Habitat Hero

Bees in the Garden

Information for conserving and appreciating our native bees.

Sunflower bee gathering pollen on sunflower.

Endangered Bees

We've all heard the bad news: populations of imported European honeybees and many of North America's 4,000 species of native bees are plummeting, sometimes dramatically. Recently, for instance, misuse of an insecticide sprayed on trees in a Target store parking lot in Oregon caused the largest mass mortality of bumblebees ever, killing at least 50,000 bumblebees. Whole imported honeybee colonies are dying off from the mysterious Colony Collapse Disorder.

Why Care About Bees?

We need these hard-working pollinators: they not only fertilize the flowers of plants critical to our food supply, they also help keep Earth's ecosystems healthy.

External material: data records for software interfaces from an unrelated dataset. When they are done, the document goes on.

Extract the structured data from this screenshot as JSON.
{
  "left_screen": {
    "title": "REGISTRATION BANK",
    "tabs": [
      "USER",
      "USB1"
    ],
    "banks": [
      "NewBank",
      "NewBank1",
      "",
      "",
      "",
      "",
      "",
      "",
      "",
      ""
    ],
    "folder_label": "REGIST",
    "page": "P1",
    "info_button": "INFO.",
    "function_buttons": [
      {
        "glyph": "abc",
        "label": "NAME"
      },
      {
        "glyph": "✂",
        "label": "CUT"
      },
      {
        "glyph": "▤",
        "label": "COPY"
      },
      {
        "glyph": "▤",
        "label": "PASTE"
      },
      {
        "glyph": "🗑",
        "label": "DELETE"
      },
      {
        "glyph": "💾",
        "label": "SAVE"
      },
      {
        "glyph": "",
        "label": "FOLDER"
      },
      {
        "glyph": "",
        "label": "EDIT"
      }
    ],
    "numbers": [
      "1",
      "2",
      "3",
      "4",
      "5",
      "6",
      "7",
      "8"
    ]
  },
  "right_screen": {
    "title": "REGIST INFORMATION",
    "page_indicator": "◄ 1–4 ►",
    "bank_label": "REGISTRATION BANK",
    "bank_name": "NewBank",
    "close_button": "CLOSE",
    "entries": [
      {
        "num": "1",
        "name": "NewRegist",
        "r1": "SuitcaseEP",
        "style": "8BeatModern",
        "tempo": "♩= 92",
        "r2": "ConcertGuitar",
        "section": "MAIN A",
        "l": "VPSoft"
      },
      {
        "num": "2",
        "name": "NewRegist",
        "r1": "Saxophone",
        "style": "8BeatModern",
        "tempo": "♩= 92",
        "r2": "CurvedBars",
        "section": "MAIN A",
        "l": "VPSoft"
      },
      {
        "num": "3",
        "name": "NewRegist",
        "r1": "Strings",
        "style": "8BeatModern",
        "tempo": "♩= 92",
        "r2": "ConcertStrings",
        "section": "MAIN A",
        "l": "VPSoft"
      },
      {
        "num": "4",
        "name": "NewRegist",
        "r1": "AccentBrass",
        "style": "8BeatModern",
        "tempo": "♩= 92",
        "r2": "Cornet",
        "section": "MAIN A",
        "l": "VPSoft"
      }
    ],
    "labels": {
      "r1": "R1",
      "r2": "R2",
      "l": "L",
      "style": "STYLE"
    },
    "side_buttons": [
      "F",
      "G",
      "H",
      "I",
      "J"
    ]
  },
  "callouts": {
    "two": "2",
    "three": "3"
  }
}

They're important food for nesting songbirds; they help control the populations of pest insects; they form part of the web that makes up the grand community we call nature.

Want to know more about pollinators? Watch this fun and informative short video from The Nature Conservancy's "Nature Works Everywhere" curriculum.


The Good News: We Can Help

The good news is that gardeners can help support populations of native bees. An 8X10-foot garden planted with bee-friendly species that flower throughout the growing season can sustain your neighborhood pollinators. 

Won't They Sting Me?

Native bees are remarkably easy to get along with. Unlike some wasps and European honeybees (which were imported to this continent from Europe and Asia), are not defending large colonies.

Female bumblebee gathering pollen from Rocky Mountain Penstemon (Penstemon strictus).

They're not interested in you; they're too busy gathering pollen and nectar to feed their "kids," the eggs they lay in solitary nest chambers in holes in the ground or dead wood. And in the doing, pollinating the flowers that beauty your garden and provide us with much of the food we eat and drink.

Good neighbors

Most native bees are so inoffensive that you can hold them in your hand and they won't be bothered. These good neighbors are probably already in your garden, whether bees as tiny as the period in this sentence buzzing around their favorite flowers, metallic green sweat bees hovering in mid-air like helicopters, or big fuzzy bumblebees lumbering along from blossom to blossom. Want to know what you're looking for? This Pollinator Partnership poster has illustrations and information on some of the common native bees.

More resources for creating gardens for bees in the Rocky Mountain area:

Tips from Colorado State University Extension Service (best for northern Colorado and Wyoming)

Pollinator Partnership booklet (best for high-desert climates in the Colorado Plateau region)

UC Berkeley's Bee Lab (best for California, but fun to use!)

How you can help, right now